● **TASK STATEMENT**: No record may be omitted; give all of them again exactly.

*** RECORDS SHOWN Section Begins ***

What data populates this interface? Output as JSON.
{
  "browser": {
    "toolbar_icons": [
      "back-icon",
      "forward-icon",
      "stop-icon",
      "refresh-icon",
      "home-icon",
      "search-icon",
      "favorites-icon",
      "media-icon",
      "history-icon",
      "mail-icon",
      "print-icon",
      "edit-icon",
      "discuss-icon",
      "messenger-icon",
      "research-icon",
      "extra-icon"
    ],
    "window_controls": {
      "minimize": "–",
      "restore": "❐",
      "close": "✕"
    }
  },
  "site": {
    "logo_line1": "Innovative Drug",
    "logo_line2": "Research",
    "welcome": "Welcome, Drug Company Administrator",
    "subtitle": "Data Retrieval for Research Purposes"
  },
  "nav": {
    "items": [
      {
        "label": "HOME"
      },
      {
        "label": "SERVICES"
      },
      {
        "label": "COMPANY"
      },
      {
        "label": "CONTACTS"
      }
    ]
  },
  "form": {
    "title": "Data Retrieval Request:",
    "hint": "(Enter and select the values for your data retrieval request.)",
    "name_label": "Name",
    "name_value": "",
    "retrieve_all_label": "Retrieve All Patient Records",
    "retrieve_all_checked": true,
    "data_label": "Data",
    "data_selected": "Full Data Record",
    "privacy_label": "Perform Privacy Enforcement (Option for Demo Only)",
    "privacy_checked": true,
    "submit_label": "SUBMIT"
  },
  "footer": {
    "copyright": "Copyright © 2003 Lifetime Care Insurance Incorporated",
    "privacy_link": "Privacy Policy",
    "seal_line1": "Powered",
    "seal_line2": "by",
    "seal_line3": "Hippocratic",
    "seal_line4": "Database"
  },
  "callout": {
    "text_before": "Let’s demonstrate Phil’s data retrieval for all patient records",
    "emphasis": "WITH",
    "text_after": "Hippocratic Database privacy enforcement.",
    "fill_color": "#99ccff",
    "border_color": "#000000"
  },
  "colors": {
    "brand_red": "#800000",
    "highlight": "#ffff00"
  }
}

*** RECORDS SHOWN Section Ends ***

● **SOLUTION TO THE PROBLEM**:
What data populates this interface? Output as JSON.
{
  "browser": {
    "toolbar_icons": [
      "back-icon",
      "forward-icon",
      "stop-icon",
      "refresh-icon",
      "home-icon",
      "search-icon",
      "favorites-icon",
      "media-icon",
      "history-icon",
      "mail-icon",
      "print-icon",
      "edit-icon",
      "discuss-icon",
      "messenger-icon",
      "research-icon",
      "extra-icon"
    ],
    "window_controls": {
      "minimize": "–",
      "restore": "❐",
      "close": "✕"
    }
  },
  "site": {
    "logo_line1": "Innovative Drug",
    "logo_line2": "Research",
    "welcome": "Welcome, Drug Company Administrator",
    "subtitle": "Data Retrieval for Research Purposes"
  },
  "nav": {
    "items": [
      {
        "label": "HOME"
      },
      {
        "label": "SERVICES"
      },
      {
        "label": "COMPANY"
      },
      {
        "label": "CONTACTS"
      }
    ]
  },
  "form": {
    "title": "Data Retrieval Request:",
    "hint": "(Enter and select the values for your data retrieval request.)",
    "name_label": "Name",
    "name_value": "",
    "retrieve_all_label": "Retrieve All Patient Records",
    "retrieve_all_checked": true,
    "data_label": "Data",
    "data_selected": "Full Data Record",
    "privacy_label": "Perform Privacy Enforcement (Option for Demo Only)",
    "privacy_checked": true,
    "submit_label": "SUBMIT"
  },
  "footer": {
    "copyright": "Copyright © 2003 Lifetime Care Insurance Incorporated",
    "privacy_link": "Privacy Policy",
    "seal_line1": "Powered",
    "seal_line2": "by",
    "seal_line3": "Hippocratic",
    "seal_line4": "Database"
  },
  "callout": {
    "text_before": "Let’s demonstrate Phil’s data retrieval for all patient records",
    "emphasis": "WITH",
    "text_after": "Hippocratic Database privacy enforcement.",
    "fill_color": "#99ccff",
    "border_color": "#000000"
  },
  "colors": {
    "brand_red": "#800000",
    "highlight": "#ffff00"
  }
}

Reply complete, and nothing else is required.